* **EXERCISE BRIEF**
Write down every entry once more, exactly as it reads.

Excerpts from a dataset

▼▼▼

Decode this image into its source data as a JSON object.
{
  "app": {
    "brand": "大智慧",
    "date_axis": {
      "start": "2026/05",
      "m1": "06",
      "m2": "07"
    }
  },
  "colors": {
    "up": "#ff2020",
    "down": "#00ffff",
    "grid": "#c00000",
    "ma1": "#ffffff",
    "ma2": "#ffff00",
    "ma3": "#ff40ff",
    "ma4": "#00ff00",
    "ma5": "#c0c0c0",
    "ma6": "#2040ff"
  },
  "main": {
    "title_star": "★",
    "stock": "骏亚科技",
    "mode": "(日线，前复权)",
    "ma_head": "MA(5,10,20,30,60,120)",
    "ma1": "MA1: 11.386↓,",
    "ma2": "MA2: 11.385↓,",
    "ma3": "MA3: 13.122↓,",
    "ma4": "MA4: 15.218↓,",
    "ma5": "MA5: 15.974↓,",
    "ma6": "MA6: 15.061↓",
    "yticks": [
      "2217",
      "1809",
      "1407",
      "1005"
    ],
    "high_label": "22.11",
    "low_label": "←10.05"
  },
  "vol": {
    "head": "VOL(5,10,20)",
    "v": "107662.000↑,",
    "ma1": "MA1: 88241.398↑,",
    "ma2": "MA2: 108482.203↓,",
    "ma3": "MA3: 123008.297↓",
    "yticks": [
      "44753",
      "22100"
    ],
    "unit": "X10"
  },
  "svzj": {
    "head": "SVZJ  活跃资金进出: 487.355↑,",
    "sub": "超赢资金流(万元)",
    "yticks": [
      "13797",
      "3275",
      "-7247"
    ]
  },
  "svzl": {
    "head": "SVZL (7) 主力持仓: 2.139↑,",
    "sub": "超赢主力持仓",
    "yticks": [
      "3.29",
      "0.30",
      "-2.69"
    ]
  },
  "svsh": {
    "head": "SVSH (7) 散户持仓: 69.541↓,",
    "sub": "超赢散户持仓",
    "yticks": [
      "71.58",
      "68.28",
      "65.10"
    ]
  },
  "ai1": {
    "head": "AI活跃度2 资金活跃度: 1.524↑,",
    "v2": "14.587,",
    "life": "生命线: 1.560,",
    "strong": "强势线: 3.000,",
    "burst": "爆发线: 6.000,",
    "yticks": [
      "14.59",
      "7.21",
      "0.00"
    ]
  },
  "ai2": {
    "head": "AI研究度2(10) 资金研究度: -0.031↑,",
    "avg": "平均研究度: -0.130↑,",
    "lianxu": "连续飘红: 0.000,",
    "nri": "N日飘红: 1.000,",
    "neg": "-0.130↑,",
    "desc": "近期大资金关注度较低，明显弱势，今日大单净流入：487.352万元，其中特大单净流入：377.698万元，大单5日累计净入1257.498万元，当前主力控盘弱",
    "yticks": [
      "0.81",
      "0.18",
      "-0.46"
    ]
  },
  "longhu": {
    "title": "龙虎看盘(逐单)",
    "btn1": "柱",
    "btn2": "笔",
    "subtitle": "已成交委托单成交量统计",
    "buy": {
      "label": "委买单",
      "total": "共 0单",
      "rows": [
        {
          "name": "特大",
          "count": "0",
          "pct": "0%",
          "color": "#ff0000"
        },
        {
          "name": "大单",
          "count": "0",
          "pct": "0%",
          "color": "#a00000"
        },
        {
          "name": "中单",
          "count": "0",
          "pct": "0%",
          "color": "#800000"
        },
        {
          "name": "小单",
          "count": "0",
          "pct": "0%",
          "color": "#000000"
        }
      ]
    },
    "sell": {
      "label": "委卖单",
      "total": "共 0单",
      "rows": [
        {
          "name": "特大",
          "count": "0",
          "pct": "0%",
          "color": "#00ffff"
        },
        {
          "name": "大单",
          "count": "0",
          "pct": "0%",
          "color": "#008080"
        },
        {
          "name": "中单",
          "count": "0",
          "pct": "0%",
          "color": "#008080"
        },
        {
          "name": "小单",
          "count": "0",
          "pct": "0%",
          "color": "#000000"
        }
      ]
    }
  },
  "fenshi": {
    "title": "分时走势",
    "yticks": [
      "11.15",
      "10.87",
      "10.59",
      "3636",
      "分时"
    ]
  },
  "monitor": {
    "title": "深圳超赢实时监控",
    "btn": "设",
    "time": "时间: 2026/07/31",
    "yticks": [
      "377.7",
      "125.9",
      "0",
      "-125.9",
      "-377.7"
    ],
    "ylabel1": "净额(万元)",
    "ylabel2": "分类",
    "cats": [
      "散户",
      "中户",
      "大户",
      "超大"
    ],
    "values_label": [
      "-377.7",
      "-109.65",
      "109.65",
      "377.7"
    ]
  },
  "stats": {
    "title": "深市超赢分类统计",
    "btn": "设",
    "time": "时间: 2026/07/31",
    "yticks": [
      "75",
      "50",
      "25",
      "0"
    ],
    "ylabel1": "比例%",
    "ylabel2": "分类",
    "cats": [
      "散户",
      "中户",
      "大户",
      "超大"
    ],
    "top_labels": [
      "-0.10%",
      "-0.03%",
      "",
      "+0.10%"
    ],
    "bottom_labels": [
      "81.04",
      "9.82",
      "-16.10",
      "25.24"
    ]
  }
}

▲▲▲

* **REPLY TO THE EXERCISE**
Decode this image into its source data as a JSON object.
{
  "app": {
    "brand": "大智慧",
    "date_axis": {
      "start": "2026/05",
      "m1": "06",
      "m2": "07"
    }
  },
  "colors": {
    "up": "#ff2020",
    "down": "#00ffff",
    "grid": "#c00000",
    "ma1": "#ffffff",
    "ma2": "#ffff00",
    "ma3": "#ff40ff",
    "ma4": "#00ff00",
    "ma5": "#c0c0c0",
    "ma6": "#2040ff"
  },
  "main": {
    "title_star": "★",
    "stock": "骏亚科技",
    "mode": "(日线，前复权)",
    "ma_head": "MA(5,10,20,30,60,120)",
    "ma1": "MA1: 11.386↓,",
    "ma2": "MA2: 11.385↓,",
    "ma3": "MA3: 13.122↓,",
    "ma4": "MA4: 15.218↓,",
    "ma5": "MA5: 15.974↓,",
    "ma6": "MA6: 15.061↓",
    "yticks": [
      "2217",
      "1809",
      "1407",
      "1005"
    ],
    "high_label": "22.11",
    "low_label": "←10.05"
  },
  "vol": {
    "head": "VOL(5,10,20)",
    "v": "107662.000↑,",
    "ma1": "MA1: 88241.398↑,",
    "ma2": "MA2: 108482.203↓,",
    "ma3": "MA3: 123008.297↓",
    "yticks": [
      "44753",
      "22100"
    ],
    "unit": "X10"
  },
  "svzj": {
    "head": "SVZJ  活跃资金进出: 487.355↑,",
    "sub": "超赢资金流(万元)",
    "yticks": [
      "13797",
      "3275",
      "-7247"
    ]
  },
  "svzl": {
    "head": "SVZL (7) 主力持仓: 2.139↑,",
    "sub": "超赢主力持仓",
    "yticks": [
      "3.29",
      "0.30",
      "-2.69"
    ]
  },
  "svsh": {
    "head": "SVSH (7) 散户持仓: 69.541↓,",
    "sub": "超赢散户持仓",
    "yticks": [
      "71.58",
      "68.28",
      "65.10"
    ]
  },
  "ai1": {
    "head": "AI活跃度2 资金活跃度: 1.524↑,",
    "v2": "14.587,",
    "life": "生命线: 1.560,",
    "strong": "强势线: 3.000,",
    "burst": "爆发线: 6.000,",
    "yticks": [
      "14.59",
      "7.21",
      "0.00"
    ]
  },
  "ai2": {
    "head": "AI研究度2(10) 资金研究度: -0.031↑,",
    "avg": "平均研究度: -0.130↑,",
    "lianxu": "连续飘红: 0.000,",
    "nri": "N日飘红: 1.000,",
    "neg": "-0.130↑,",
    "desc": "近期大资金关注度较低，明显弱势，今日大单净流入：487.352万元，其中特大单净流入：377.698万元，大单5日累计净入1257.498万元，当前主力控盘弱",
    "yticks": [
      "0.81",
      "0.18",
      "-0.46"
    ]
  },
  "longhu": {
    "title": "龙虎看盘(逐单)",
    "btn1": "柱",
    "btn2": "笔",
    "subtitle": "已成交委托单成交量统计",
    "buy": {
      "label": "委买单",
      "total": "共 0单",
      "rows": [
        {
          "name": "特大",
          "count": "0",
          "pct": "0%",
          "color": "#ff0000"
        },
        {
          "name": "大单",
          "count": "0",
          "pct": "0%",
          "color": "#a00000"
        },
        {
          "name": "中单",
          "count": "0",
          "pct": "0%",
          "color": "#800000"
        },
        {
          "name": "小单",
          "count": "0",
          "pct": "0%",
          "color": "#000000"
        }
      ]
    },
    "sell": {
      "label": "委卖单",
      "total": "共 0单",
      "rows": [
        {
          "name": "特大",
          "count": "0",
          "pct": "0%",
          "color": "#00ffff"
        },
        {
          "name": "大单",
          "count": "0",
          "pct": "0%",
          "color": "#008080"
        },
        {
          "name": "中单",
          "count": "0",
          "pct": "0%",
          "color": "#008080"
        },
        {
          "name": "小单",
          "count": "0",
          "pct": "0%",
          "color": "#000000"
        }
      ]
    }
  },
  "fenshi": {
    "title": "分时走势",
    "yticks": [
      "11.15",
      "10.87",
      "10.59",
      "3636",
      "分时"
    ]
  },
  "monitor": {
    "title": "深圳超赢实时监控",
    "btn": "设",
    "time": "时间: 2026/07/31",
    "yticks": [
      "377.7",
      "125.9",
      "0",
      "-125.9",
      "-377.7"
    ],
    "ylabel1": "净额(万元)",
    "ylabel2": "分类",
    "cats": [
      "散户",
      "中户",
      "大户",
      "超大"
    ],
    "values_label": [
      "-377.7",
      "-109.65",
      "109.65",
      "377.7"
    ]
  },
  "stats": {
    "title": "深市超赢分类统计",
    "btn": "设",
    "time": "时间: 2026/07/31",
    "yticks": [
      "75",
      "50",
      "25",
      "0"
    ],
    "ylabel1": "比例%",
    "ylabel2": "分类",
    "cats": [
      "散户",
      "中户",
      "大户",
      "超大"
    ],
    "top_labels": [
      "-0.10%",
      "-0.03%",
      "",
      "+0.10%"
    ],
    "bottom_labels": [
      "81.04",
      "9.82",
      "-16.10",
      "25.24"
    ]
  }
}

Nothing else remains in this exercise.